Archive for HIPAA privacy
The wife of a murdered high school football coach urged Congress during testimony April 26 to update HIPAA to prevent further tragedies.
In June of 2009, a former player of coach Ed Thomas of the Aplington-Parkersburg High School football team in Parkersburg, Iowa, walked into a summer training session in the high school’s weight room and shot Thomas several times. The coach died later that day. The player was sentence to life in prison in 2010.
According to the testimony of Jan Thomas, the former player, Mark Becker, had been released from a hospital 24 hours earlier without anyone’s knowledge despite law enforcement authorities requesting the hospital alert them. Becker had rammed his car into the garage of an acquaintance, and tried to break his way into the house with a baseball bat, Thomas told Congress. When police arrived, he fled in his car leading law enforcement on a high speed chase. When the police apprehended him, he was then taken to an area hospital for psychological evaluation.
No one knew Becker was released, she said.
“Law enforcement was not notified, even though they had requested the hospital let them know when he was being dismissed,” Thomas said. “The hospital’s justification for not notifying law enforcement prior to his release was that HIPAA prevented this disclosure. Even his parents didn’t know until he called them later that evening. No one knew he had been released, but Mark’s privacy had been protected.”
Adults with severe mental illnesses are not always able to make good choices for themselves concerning their treatment or their actions, Thomas said, adding they may need help of a family member or other responsible parties to be
sure they receive required treatment.
“Due to HIPAA, even Mark’s parents were unable to get requested information or help make decisions for his treatment,” Thomas said. “I ask you. Is the privacy of one individual more sacred than a life? Is it more important than the welfare of the general public? Is it more important than allowing our law enforcement to know when a potentially violent offender is being released back into the very communities they risk their own lives to protect?”
Police wanted to find a missing 81-year-old man. But HIPAA wouldn’t let them.
Officials at Salem (Ore.) Hospital wouldn’t confirm the man was a patient when police came originally looking, according to a March 8 Statesman Journal.
“It’s a cumbersome law,” Salem police Lt. Steve Birr said. “When I managed the missing persons caseload, one of the difficult things is that we have people with mental illnesses, and they could end up in a mental health facility and you would never know it and they would never tell you.”
According to the March 8 Journal article, neighbors reported Thomas Dill missing to police after they noticed his absence from their apartment complex. Police weren’t concerned about Dill’s mental health, but they worried that the 81-year-old, who is diabetic, could have experienced a medical emergency that lead to his disappearance.
When police called area hospitals to see whether Dill was a patient, Salem Hospital said they couldn’t answer the question because it was PHI.
Police learned Dill was a patient at Salem Hospital two days later thanks to a tip from an anonymous caller.
He’s since been transferred to an adult care facility.
A Massachusetts city’s ambulance service announced March 14 a data beach incident affecting records of a number of ambulance patients.

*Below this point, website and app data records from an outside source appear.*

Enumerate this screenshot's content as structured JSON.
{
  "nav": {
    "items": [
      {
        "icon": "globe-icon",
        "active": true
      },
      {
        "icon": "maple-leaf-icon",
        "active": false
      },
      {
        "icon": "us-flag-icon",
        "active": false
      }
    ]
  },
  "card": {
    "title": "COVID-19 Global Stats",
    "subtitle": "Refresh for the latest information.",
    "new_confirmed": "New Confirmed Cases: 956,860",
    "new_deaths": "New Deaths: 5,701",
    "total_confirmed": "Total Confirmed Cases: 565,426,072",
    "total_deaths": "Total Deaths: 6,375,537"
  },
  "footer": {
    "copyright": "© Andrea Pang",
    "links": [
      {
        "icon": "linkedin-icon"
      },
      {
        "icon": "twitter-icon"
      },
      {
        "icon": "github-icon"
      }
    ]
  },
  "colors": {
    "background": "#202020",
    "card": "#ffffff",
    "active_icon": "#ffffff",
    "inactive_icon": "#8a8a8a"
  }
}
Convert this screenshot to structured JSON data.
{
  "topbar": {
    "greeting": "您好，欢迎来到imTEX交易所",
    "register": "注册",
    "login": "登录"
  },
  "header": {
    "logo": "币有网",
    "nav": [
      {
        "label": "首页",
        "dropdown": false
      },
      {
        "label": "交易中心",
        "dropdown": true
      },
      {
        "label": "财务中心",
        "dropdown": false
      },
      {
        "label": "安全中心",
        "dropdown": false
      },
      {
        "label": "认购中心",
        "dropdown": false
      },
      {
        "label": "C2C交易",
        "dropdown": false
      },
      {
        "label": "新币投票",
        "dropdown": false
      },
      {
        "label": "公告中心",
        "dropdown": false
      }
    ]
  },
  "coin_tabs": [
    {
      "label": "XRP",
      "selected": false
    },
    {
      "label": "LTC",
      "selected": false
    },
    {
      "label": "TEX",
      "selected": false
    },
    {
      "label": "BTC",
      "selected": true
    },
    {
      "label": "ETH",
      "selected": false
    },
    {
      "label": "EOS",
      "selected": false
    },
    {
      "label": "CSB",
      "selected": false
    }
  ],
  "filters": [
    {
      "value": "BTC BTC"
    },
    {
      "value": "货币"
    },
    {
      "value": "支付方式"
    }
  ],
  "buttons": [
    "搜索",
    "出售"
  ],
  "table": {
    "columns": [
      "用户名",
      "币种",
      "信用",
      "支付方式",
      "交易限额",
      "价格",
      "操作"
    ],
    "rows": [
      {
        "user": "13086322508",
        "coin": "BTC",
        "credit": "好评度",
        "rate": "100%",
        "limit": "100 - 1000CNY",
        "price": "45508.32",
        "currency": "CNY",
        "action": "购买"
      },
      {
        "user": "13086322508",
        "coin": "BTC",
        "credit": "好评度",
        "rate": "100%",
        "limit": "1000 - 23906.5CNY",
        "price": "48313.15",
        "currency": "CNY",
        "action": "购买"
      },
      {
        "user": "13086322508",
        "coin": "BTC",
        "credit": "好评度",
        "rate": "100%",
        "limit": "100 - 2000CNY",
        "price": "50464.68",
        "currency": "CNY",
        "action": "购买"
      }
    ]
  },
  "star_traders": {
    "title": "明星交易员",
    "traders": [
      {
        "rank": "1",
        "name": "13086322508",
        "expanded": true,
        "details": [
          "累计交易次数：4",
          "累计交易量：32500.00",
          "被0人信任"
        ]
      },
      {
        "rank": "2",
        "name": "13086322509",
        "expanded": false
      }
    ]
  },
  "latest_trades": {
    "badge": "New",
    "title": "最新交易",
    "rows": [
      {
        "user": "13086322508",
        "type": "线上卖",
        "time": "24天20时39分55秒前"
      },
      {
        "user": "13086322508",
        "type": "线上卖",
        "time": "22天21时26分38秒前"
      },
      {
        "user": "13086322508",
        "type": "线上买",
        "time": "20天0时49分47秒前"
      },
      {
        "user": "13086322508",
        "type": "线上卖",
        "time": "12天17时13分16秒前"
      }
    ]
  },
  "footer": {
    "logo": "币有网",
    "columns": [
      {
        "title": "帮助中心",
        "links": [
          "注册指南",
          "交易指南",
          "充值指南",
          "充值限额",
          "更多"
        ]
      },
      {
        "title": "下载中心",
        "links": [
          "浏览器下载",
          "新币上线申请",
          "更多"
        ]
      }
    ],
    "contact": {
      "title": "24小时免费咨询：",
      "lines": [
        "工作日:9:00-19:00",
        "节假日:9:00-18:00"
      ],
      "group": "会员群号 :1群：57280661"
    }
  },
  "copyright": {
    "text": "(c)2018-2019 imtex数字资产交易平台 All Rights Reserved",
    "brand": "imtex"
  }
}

Advanced Data Processing, Inc./Intermedix, which manages billing for the Gloucester (Mass.) Fire Department Ambulance Service, learned on October 1, 2012, that one of its employees improperly accessed and disclosed certain patient account information in connection with a scheme to file false federal tax returns. Accessed account information included name, date of birth, Social Security number and record identifier, but no medical information was accessed.
The employee was apprehended by authorities, immediately terminated and no longer has access to company systems. The company also thoroughly investigated the matter.
To help minimize the risk of future data breaches, the Company is making its employees aware of this incident and the consequences to the individual involved and reminding its employees of the importance of maintaining the security and confidentiality of individual records.
Chris Apgar, CISSP, and Jeff Drummond once again team to produce an HCPro, Inc. audio conference to help you understand the HIPAA Final Rule, describe the changes you need to know, and provide best practices to meet the new rule and stay in compliance.
Privacy and security updates, enforcement rule changes, impact to business associates and subcontractors, and changes to the breach notification rule must be addressed to keep your facility out of trouble.
A Johns Hopkins gynecologist who turned up dead Feb. 18 may have photographed and videotaped his patients without permission, according to a report in The Baltimore Sun.
Nikita A. Levy, 54, was let go by Johns Hopkins Medicine earlier this month after a colleague alerted security staff to the allegations, hospital officials said. They said Levy had been capturing images of patients with personal photo and video equipment, according to The Sun.
Levy worked at Hopkins’ East Baltimore Medical Center for more than two decades.
A hospital spokesperson said Levy’s alleged behavior violated Hopkins code of conduct and privacy policies and was “against everything for which Johns Hopkins Medicine stands.”
Police officials say the death is being investigated as a suicide. No gun or knife was used. His body was to be taken to the state Office of the Chief Medical Examiner for an autopsy.